Gram Parsons was a pioneer. He’s credited as being the godfather of “country rock”, but Parsons hated the term. He preferred to call his style “Cosmic American music”: a seamless blending of country, blues, and rock.
If you’re a big Rolling Stones fan, you’ve heard the name, and maybe even already be a fan of Gram’s. He basically got the Stones rolling into the area of country music after Mick and Keith went to see The Byrds one night. But instead of seeing “Mr. Tambourine Man”, “Turn, Turn, Turn”, “Eight Miles High”, they were greeted with the unexpected. A complete line up change…and COUNTRY MUSIC.
Gram Parsons was with The Byrds for one album. Sweetheart of the Radio. A game changer. Keith was hooked. He and Gram Parsons became instant friends, and Gram’s influence can clearly be heard on “Dead Flowers”, “Honky Tonk Women” and “Wild Horses”. (The latter two songs would be covered by Gram with his group The Flying Burrito Brothers with former Byrd, Chris Hillman).
Gram was often in attendance during the Stones recording sessions for Exile on Main St. and is credited in the liner notes as singing backing vocals on “Sweet Virgina”. It is said that he may have slipped uncredited onto other Stones songs, but he wasn’t looking for any sort of credit; just as long as he could hang out and be associated with the band.
He was only around for a short while, dying just a couple months shy of joining the ranks of Hendrix, Morrison, Joplin, et al in the infamous “27 Club”.
He has a small cannon of work to choose from, but they are all worth your time. 2 essential solo albums, 2 great albums with the Flying Burrito Brothers, 1 essential Byrds album, and the album that started off his career, Safe At Home with the Internaitonal Submarine Band.
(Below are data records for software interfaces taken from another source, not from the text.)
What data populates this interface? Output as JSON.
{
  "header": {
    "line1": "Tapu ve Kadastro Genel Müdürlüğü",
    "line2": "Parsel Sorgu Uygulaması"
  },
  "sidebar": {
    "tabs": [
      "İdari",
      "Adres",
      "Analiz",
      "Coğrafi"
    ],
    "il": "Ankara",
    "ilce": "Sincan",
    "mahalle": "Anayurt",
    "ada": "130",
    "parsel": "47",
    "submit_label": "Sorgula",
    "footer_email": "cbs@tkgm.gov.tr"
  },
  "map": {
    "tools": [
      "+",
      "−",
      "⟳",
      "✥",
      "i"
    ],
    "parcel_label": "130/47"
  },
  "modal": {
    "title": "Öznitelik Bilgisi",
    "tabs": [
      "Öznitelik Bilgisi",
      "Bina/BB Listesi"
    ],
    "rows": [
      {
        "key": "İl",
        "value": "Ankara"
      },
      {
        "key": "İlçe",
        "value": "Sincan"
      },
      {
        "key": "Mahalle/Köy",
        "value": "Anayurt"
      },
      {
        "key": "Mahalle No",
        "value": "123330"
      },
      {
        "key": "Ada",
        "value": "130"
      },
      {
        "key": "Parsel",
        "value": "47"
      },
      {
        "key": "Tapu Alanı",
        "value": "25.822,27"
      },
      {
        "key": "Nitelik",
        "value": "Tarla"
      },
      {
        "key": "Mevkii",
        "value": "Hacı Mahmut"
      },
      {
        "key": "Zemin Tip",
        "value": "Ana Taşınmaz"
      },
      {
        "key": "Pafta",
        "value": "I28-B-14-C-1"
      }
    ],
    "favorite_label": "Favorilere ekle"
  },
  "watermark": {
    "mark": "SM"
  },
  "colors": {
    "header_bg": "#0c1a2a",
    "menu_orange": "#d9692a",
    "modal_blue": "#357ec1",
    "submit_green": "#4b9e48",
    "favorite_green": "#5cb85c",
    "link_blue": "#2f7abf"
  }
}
Give him a shot.
Keith Richards covering his friend, Gram Parsons’ “Hickory Wind” at a 2004 tribute to Gram.